Platelets are anuclear and circulate in the bloodstream as discoid, smooth-surfaced cells about 1–3 μm in diameter. They have a circumferential band of microtubules and two membrane systems, the endoplasmic reticulum or dense tubular system and the plasma membrane-derived surface-connected canalicular system. They also contain alpha granules, dense granules, lysosomes and peroxisomes. The alpha granules contain various poly - peptides including fibrinogen, fibronectin and platelet-derived growth factor (PDGF). Dense granules contain adenosine triphosphate (ATP), adenosine diphosphate (ADP) and calcium ions. Platelets play a major role in thrombosis (formation of a blood clot) and haemostasis (arrest of bleeding) after injury.
The platelet membrane has receptors that are poised for immediate interaction with specific adhesive proteins when an area of vascular damage is encountered. These receptors mediate adhesion to subendo thelium, followed by platelet activation, aggregation with other platelets and formation of a firm platelet plug at the site of the vascular leak. When platelets moving along the vessel wall encounter an area of denuded endothelium, they adhere to the subendo thelial matrix, undergo a change in shape to a sphere with multiple pseudopods, and spread to increase their area of surface contact. Agonists in the microenvironment interact with specific receptors on the platelet surface. The agonist-receptor binding transmits signals from outside the cell to the interior, generating second messengers that induce protein phosphorylation and ion channels. As a result, there is activation of the contractile proteins, secretion of granule contents, an increase in adhesion, recruitment of additional platelets by aggregation, thrombus formation and haemostasis.

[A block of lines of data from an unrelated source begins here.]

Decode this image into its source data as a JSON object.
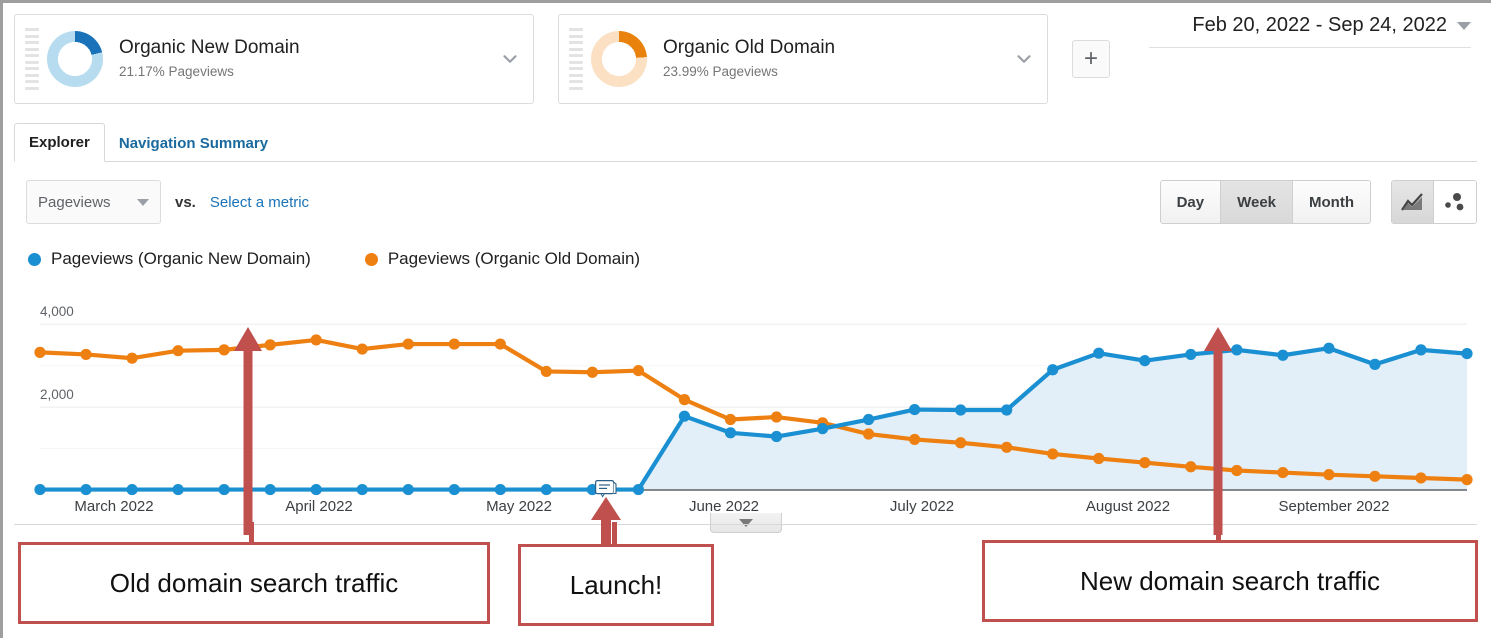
{
  "segments": [
    {
      "name": "segment-organic-new-domain",
      "title": "Organic New Domain",
      "metric": "21.17% Pageviews",
      "color": "#1a73b8",
      "pct": 21.17
    },
    {
      "name": "segment-organic-old-domain",
      "title": "Organic Old Domain",
      "metric": "23.99% Pageviews",
      "color": "#e8820c",
      "pct": 23.99
    }
  ],
  "add_segment_label": "+",
  "date_range": {
    "label": "Feb 20, 2022 - Sep 24, 2022"
  },
  "tabs": [
    {
      "label": "Explorer",
      "active": true
    },
    {
      "label": "Navigation Summary",
      "active": false
    }
  ],
  "toolbar": {
    "metric_select": "Pageviews",
    "vs_label": "vs.",
    "select_metric_link": "Select a metric",
    "granularity": [
      "Day",
      "Week",
      "Month"
    ],
    "granularity_selected": "Week",
    "chart_types": [
      "line-chart-icon",
      "motion-chart-icon"
    ],
    "chart_type_selected": "line-chart-icon"
  },
  "chart_data": {
    "type": "line",
    "title": "",
    "xlabel": "",
    "ylabel": "",
    "grid": true,
    "legend_position": "top-left",
    "ylim": [
      0,
      4800
    ],
    "yticks": [
      2000,
      4000
    ],
    "ytick_labels": [
      "2,000",
      "4,000"
    ],
    "xtick_labels": [
      "March 2022",
      "April 2022",
      "May 2022",
      "June 2022",
      "July 2022",
      "August 2022",
      "September 2022"
    ],
    "x": [
      "Feb 20",
      "Feb 27",
      "Mar 6",
      "Mar 13",
      "Mar 20",
      "Mar 27",
      "Apr 3",
      "Apr 10",
      "Apr 17",
      "Apr 24",
      "May 1",
      "May 8",
      "May 15",
      "May 22",
      "May 29",
      "Jun 5",
      "Jun 12",
      "Jun 19",
      "Jun 26",
      "Jul 3",
      "Jul 10",
      "Jul 17",
      "Jul 24",
      "Jul 31",
      "Aug 7",
      "Aug 14",
      "Aug 21",
      "Aug 28",
      "Sep 4",
      "Sep 11",
      "Sep 18"
    ],
    "series": [
      {
        "name": "Pageviews (Organic New Domain)",
        "color": "#1a8fd1",
        "fill": "#e3eff8",
        "values": [
          10,
          10,
          10,
          10,
          10,
          10,
          10,
          10,
          10,
          10,
          10,
          10,
          10,
          10,
          1780,
          1380,
          1290,
          1480,
          1700,
          1940,
          1930,
          1930,
          2900,
          3300,
          3120,
          3270,
          3380,
          3250,
          3420,
          3030,
          3380,
          3290
        ]
      },
      {
        "name": "Pageviews (Organic Old Domain)",
        "color": "#ee8012",
        "fill": "none",
        "values": [
          3320,
          3270,
          3180,
          3360,
          3380,
          3500,
          3620,
          3400,
          3520,
          3520,
          3520,
          2860,
          2840,
          2880,
          2180,
          1700,
          1760,
          1620,
          1350,
          1220,
          1140,
          1030,
          870,
          760,
          660,
          560,
          470,
          420,
          370,
          330,
          290,
          250
        ]
      }
    ]
  },
  "annotations": {
    "note_icon": "annotation-note-icon",
    "callouts": [
      {
        "label": "Old domain search traffic",
        "color": "#c0504d"
      },
      {
        "label": "Launch!",
        "color": "#c0504d"
      },
      {
        "label": "New domain search traffic",
        "color": "#c0504d"
      }
    ]
  }
}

The platelet membrane contains a number of glycoproteins (GPs) that are receptors for adhesive proteins present both in the vessel wall and in plasma. These GPs have been named from GPI to GPIX. The platelet adhesion receptors include GPIa/IIa for colla gen, GPIc/IIa for fibronectin, GPIb for von Willebrand factor (vWF), GPIIb/IIIa fibrin ogen, vWF, fibronectin and vitronectin. The inter action of platelet GPIb with vWF induces intracellular signalling, resulting in a conformational change and activation of the integrin GPIIb/IIIa. vWF then binds irreversibly to the activated GPIIb/IIIa, producing firm adhesion of the platelet to the vessel wall.